- What the task asks
Your task is to copy each line in the listing that includes the word "icon".

= = = = =

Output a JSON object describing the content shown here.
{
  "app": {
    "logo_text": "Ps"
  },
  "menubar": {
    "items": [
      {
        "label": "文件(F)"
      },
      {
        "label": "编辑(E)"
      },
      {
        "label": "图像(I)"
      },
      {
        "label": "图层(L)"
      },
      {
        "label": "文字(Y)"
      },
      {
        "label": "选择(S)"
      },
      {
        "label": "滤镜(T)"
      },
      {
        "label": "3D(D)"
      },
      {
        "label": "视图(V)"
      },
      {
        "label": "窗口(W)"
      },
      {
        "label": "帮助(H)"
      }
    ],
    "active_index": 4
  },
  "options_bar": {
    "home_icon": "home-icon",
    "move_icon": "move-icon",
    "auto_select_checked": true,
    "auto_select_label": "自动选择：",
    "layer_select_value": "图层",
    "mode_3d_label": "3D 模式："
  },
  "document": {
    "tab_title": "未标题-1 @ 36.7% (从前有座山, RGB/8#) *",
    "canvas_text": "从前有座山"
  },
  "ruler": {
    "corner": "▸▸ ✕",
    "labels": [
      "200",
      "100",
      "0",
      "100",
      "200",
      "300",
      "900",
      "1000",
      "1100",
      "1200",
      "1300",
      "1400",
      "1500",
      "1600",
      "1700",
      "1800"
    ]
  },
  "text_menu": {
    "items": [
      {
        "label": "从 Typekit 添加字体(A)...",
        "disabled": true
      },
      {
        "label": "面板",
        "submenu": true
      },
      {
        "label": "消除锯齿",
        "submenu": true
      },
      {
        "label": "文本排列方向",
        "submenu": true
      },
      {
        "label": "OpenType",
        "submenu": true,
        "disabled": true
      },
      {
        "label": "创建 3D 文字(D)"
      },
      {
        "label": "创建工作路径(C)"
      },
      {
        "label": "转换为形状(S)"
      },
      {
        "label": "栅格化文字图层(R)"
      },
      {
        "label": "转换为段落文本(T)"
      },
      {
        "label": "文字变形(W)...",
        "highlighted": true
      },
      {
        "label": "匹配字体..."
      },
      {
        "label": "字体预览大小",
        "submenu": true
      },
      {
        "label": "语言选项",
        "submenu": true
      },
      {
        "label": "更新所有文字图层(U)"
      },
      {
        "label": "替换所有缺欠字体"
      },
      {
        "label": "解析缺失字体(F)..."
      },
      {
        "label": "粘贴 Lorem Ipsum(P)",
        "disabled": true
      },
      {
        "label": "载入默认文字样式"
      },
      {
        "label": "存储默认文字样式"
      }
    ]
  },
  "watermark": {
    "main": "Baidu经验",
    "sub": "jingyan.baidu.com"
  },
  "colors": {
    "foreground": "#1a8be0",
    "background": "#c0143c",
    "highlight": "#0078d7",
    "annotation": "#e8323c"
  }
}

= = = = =

- Written response
    "home_icon": "home-icon",
    "move_icon": "move-icon",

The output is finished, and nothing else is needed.